    Well i certainly thought this film had its potential but it just seemed to fall flat. Its one of those films you can go and watch without a brain and enjoy it, but if you start to think, then you realize all of its faults. I have never been a big John Cusack fan, and he certainly didn't better my views of him after i saw this film. He certainly did not give the great Edgar Allen Poe a good service either. His ad everyone else in the supporting casts acting was just lackluster, and the character development was mediocre at best. Their was no explanations or development of the victims, it was all just rushed throughout, and the actual killings besides one in particular weren't shown in great detail at all. This film was rushed, weak, and left me with an empty stomach that it just failed to fill. The costumes and the setting of the film were the only positives i could think of. There wasn't any suspenseful or bone-chilling moments to this film like the trailer promised it would have. This movie just failed to fulfill, and it certainly did a great disservice to the late great Edgar Allen Poe. Don't bother with this one. Wait for redbox or until its on television. 3/10 Expand
  8. Apr 27, 2012
    2

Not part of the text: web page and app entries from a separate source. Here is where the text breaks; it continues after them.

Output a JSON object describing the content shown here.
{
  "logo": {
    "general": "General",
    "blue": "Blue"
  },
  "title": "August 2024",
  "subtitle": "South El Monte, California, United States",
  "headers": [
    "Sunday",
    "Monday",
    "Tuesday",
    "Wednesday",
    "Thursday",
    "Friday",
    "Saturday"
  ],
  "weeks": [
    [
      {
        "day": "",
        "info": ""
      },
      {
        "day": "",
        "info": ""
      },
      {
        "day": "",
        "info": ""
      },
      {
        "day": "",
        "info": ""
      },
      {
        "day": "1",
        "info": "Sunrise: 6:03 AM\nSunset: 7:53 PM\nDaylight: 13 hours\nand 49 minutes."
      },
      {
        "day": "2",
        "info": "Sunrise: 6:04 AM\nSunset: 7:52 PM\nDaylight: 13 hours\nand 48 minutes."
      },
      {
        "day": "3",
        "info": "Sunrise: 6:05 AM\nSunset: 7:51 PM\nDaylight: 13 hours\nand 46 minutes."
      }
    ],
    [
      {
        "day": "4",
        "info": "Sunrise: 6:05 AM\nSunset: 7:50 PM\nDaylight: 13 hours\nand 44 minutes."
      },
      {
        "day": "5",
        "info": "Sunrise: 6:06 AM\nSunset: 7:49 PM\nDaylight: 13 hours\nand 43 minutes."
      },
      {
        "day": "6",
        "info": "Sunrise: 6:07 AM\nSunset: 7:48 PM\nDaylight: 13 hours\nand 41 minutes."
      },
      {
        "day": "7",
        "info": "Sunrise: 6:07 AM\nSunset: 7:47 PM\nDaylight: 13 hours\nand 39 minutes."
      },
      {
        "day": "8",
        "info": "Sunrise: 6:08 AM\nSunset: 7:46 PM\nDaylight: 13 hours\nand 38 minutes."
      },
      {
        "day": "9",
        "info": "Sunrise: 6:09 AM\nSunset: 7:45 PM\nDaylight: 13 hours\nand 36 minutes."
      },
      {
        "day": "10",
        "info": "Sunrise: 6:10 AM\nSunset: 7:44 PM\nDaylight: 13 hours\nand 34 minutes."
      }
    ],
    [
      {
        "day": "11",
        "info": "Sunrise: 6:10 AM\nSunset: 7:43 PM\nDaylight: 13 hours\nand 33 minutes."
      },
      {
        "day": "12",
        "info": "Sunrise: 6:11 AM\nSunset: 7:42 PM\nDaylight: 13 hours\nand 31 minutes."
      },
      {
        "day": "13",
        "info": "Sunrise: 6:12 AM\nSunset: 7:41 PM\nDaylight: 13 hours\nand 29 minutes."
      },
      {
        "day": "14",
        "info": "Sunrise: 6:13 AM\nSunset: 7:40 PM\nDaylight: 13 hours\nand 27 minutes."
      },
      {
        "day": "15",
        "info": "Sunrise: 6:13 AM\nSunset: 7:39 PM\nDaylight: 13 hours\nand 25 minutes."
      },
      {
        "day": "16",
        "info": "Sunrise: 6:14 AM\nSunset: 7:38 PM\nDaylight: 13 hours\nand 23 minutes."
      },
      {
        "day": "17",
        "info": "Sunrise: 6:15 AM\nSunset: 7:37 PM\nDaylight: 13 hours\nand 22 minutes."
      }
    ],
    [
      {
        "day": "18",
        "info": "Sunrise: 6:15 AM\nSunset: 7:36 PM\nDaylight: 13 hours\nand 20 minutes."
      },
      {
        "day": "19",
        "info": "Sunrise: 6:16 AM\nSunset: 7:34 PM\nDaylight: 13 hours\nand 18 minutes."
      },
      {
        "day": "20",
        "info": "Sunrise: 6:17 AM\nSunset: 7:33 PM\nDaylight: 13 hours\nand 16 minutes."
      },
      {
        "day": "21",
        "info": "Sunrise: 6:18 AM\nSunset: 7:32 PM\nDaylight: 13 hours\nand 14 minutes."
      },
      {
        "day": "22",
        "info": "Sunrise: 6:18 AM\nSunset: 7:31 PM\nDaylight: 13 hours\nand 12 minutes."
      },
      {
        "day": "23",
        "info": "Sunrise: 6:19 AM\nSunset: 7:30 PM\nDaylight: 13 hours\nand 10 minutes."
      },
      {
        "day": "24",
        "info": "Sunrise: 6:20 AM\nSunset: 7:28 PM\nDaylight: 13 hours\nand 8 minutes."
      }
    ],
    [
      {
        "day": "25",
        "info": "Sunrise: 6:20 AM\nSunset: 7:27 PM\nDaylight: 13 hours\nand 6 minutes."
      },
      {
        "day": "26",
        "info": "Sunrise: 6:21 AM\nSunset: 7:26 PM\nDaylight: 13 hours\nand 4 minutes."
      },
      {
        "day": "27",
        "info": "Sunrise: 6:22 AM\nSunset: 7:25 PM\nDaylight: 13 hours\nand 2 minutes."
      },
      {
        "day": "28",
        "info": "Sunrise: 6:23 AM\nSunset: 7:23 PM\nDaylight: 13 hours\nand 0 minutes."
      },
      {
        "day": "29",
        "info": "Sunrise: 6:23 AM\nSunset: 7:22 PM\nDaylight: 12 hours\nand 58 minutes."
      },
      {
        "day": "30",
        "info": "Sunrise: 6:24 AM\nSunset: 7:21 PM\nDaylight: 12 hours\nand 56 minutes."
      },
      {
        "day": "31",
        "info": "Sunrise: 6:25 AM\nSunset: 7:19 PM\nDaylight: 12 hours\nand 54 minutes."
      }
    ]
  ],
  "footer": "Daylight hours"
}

    Let me make this quick, out of respect for the late Poe, "The Raven" is a camp, leanly scripted, horribly acted calumny that unqualifyingly slaps its literary predecessor in the face and defecates on the very writing style that made him unique, supplanting the same pervasive and consuming eeriness with a cheesily rote, slice-and-dice murder mystery that tries to look mean with dark-hued tints and wailing screams but instead appears pathetically misguided and unintentionally funny. Director, James McTeigue just doesn't have a skill for wit here, ruining what could have been a fair pastiche and tribute to Poe, and instead channeling attempts to do so through a hard-to-see, black screen with Conan Doyle in the foreground becoming lost in his own self-searching investigation. 'Raven' is an uninvolving potpourri that creates such such a mess for itself, that it doesn't even know what it's trying to do. Just silly. Do yourself a favor: save some time and just read Poe instead; it's sure to be more engaging. This, however, is nothing to rave about. Collapse
Metascore
44

Mixed or average reviews - based on 30 Critics

Critic score distribution:
  1. Positive: 4 out of 30
  2. Negative: 6 out of 30
  1. Reviewed by: Marc Savlov
    May 2, 2012
    30
    It is, in a word or two, everything that Poe's tales and poems were not: interminable and picayune.
  2. Reviewed by: Owen Gleiberman
    May 2, 2012
    50
    The film, devising events that led up to his mysterious death in 1849, is also the most gruesomely literal-minded of period detective stories.
  3. Reviewed by: Nick Pinkerton
    Apr 30, 2012
    30
    It's a pathetic missed opportunity - and one occasion of actually going broke by underestimating the intelligence of the American public.